• **Directions**
Omit the images. Copy each entry word for word.

(Beginning of Information given)

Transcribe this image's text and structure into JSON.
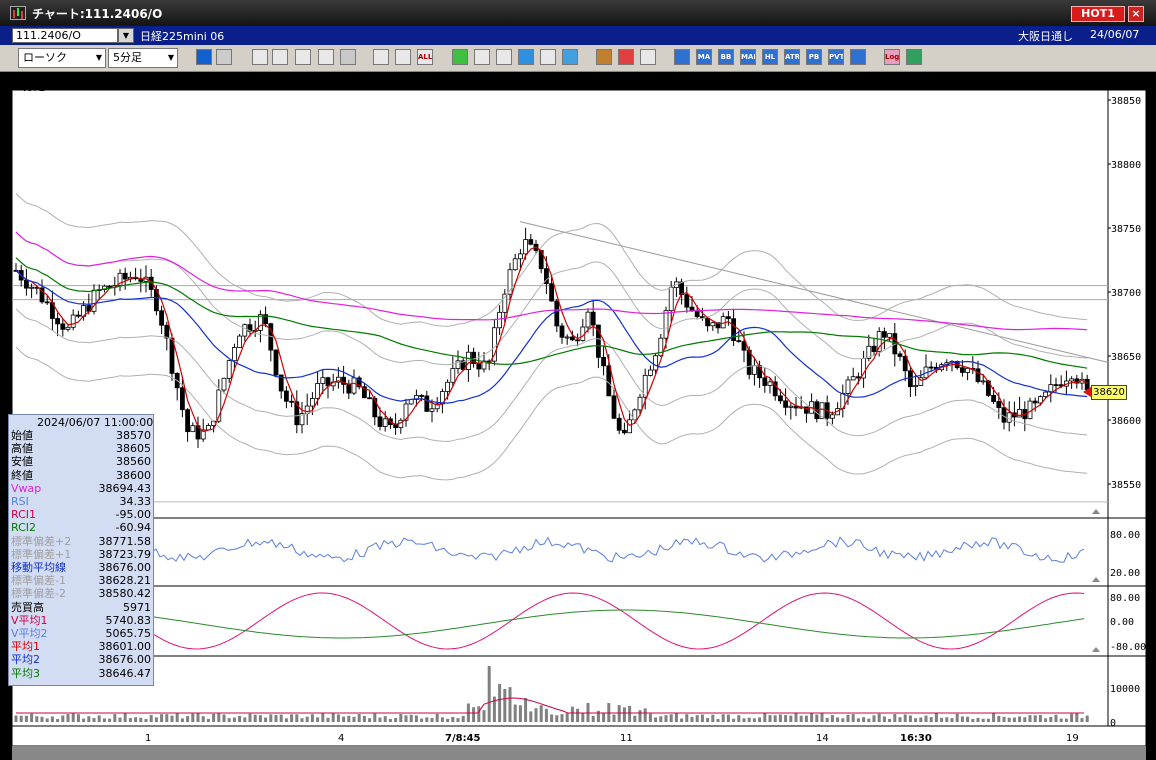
{
  "window": {
    "title": "チャート:111.2406/O",
    "hot_badge": "HOT1",
    "close_label": "×"
  },
  "infobar": {
    "symbol": "111.2406/O",
    "instrument": "日経225mini 06",
    "exchange": "大阪日通し",
    "date": "24/06/07"
  },
  "toolbar": {
    "chart_type": "ローソク",
    "period": "5分足"
  },
  "chart": {
    "period_label": "5分足",
    "price_axis": [
      "38850",
      "38800",
      "38750",
      "38700",
      "38650",
      "38600",
      "38550"
    ],
    "rsi_axis": [
      "80.00",
      "20.00"
    ],
    "rci_axis": [
      "80.00",
      "0.00",
      "-80.00"
    ],
    "volume_axis": [
      "10000",
      "0"
    ],
    "time_labels": [
      "1",
      "4",
      "7/8:45",
      "11",
      "14",
      "16:30",
      "19"
    ],
    "current_price": "38620"
  },
  "info_panel": {
    "timestamp": "2024/06/07 11:00:00",
    "rows": [
      {
        "label": "始値",
        "value": "38570",
        "color": "#000000"
      },
      {
        "label": "高値",
        "value": "38605",
        "color": "#000000"
      },
      {
        "label": "安値",
        "value": "38560",
        "color": "#000000"
      },
      {
        "label": "終値",
        "value": "38600",
        "color": "#000000"
      },
      {
        "label": "Vwap",
        "value": "38694.43",
        "color": "#e020e0"
      },
      {
        "label": "RSI",
        "value": "34.33",
        "color": "#5a7fe0"
      },
      {
        "label": "RCI1",
        "value": "-95.00",
        "color": "#d0004a"
      },
      {
        "label": "RCI2",
        "value": "-60.94",
        "color": "#007a00"
      },
      {
        "label": "標準偏差+2",
        "value": "38771.58",
        "color": "#a0a0a0"
      },
      {
        "label": "標準偏差+1",
        "value": "38723.79",
        "color": "#a0a0a0"
      },
      {
        "label": "移動平均線",
        "value": "38676.00",
        "color": "#1030d0"
      },
      {
        "label": "標準偏差-1",
        "value": "38628.21",
        "color": "#a0a0a0"
      },
      {
        "label": "標準偏差-2",
        "value": "38580.42",
        "color": "#a0a0a0"
      },
      {
        "label": "売買高",
        "value": "5971",
        "color": "#000000"
      },
      {
        "label": "V平均1",
        "value": "5740.83",
        "color": "#d0004a"
      },
      {
        "label": "V平均2",
        "value": "5065.75",
        "color": "#5a7fe0"
      },
      {
        "label": "平均1",
        "value": "38601.00",
        "color": "#d00000"
      },
      {
        "label": "平均2",
        "value": "38676.00",
        "color": "#1030d0"
      },
      {
        "label": "平均3",
        "value": "38646.47",
        "color": "#007a00"
      }
    ]
  }
}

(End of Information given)

• **Reply to the task**
Transcribe this image's text and structure into JSON.
{
  "window": {
    "title": "チャート:111.2406/O",
    "hot_badge": "HOT1",
    "close_label": "×"
  },
  "infobar": {
    "symbol": "111.2406/O",
    "instrument": "日経225mini 06",
    "exchange": "大阪日通し",
    "date": "24/06/07"
  },
  "toolbar": {
    "chart_type": "ローソク",
    "period": "5分足"
  },
  "chart": {
    "period_label": "5分足",
    "price_axis": [
      "38850",
      "38800",
      "38750",
      "38700",
      "38650",
      "38600",
      "38550"
    ],
    "rsi_axis": [
      "80.00",
      "20.00"
    ],
    "rci_axis": [
      "80.00",
      "0.00",
      "-80.00"
    ],
    "volume_axis": [
      "10000",
      "0"
    ],
    "time_labels": [
      "1",
      "4",
      "7/8:45",
      "11",
      "14",
      "16:30",
      "19"
    ],
    "current_price": "38620"
  },
  "info_panel": {
    "timestamp": "2024/06/07 11:00:00",
    "rows": [
      {
        "label": "始値",
        "value": "38570",
        "color": "#000000"
      },
      {
        "label": "高値",
        "value": "38605",
        "color": "#000000"
      },
      {
        "label": "安値",
        "value": "38560",
        "color": "#000000"
      },
      {
        "label": "終値",
        "value": "38600",
        "color": "#000000"
      },
      {
        "label": "Vwap",
        "value": "38694.43",
        "color": "#e020e0"
      },
      {
        "label": "RSI",
        "value": "34.33",
        "color": "#5a7fe0"
      },
      {
        "label": "RCI1",
        "value": "-95.00",
        "color": "#d0004a"
      },
      {
        "label": "RCI2",
        "value": "-60.94",
        "color": "#007a00"
      },
      {
        "label": "標準偏差+2",
        "value": "38771.58",
        "color": "#a0a0a0"
      },
      {
        "label": "標準偏差+1",
        "value": "38723.79",
        "color": "#a0a0a0"
      },
      {
        "label": "移動平均線",
        "value": "38676.00",
        "color": "#1030d0"
      },
      {
        "label": "標準偏差-1",
        "value": "38628.21",
        "color": "#a0a0a0"
      },
      {
        "label": "標準偏差-2",
        "value": "38580.42",
        "color": "#a0a0a0"
      },
      {
        "label": "売買高",
        "value": "5971",
        "color": "#000000"
      },
      {
        "label": "V平均1",
        "value": "5740.83",
        "color": "#d0004a"
      },
      {
        "label": "V平均2",
        "value": "5065.75",
        "color": "#5a7fe0"
      },
      {
        "label": "平均1",
        "value": "38601.00",
        "color": "#d00000"
      },
      {
        "label": "平均2",
        "value": "38676.00",
        "color": "#1030d0"
      },
      {
        "label": "平均3",
        "value": "38646.47",
        "color": "#007a00"
      }
    ]
  }
}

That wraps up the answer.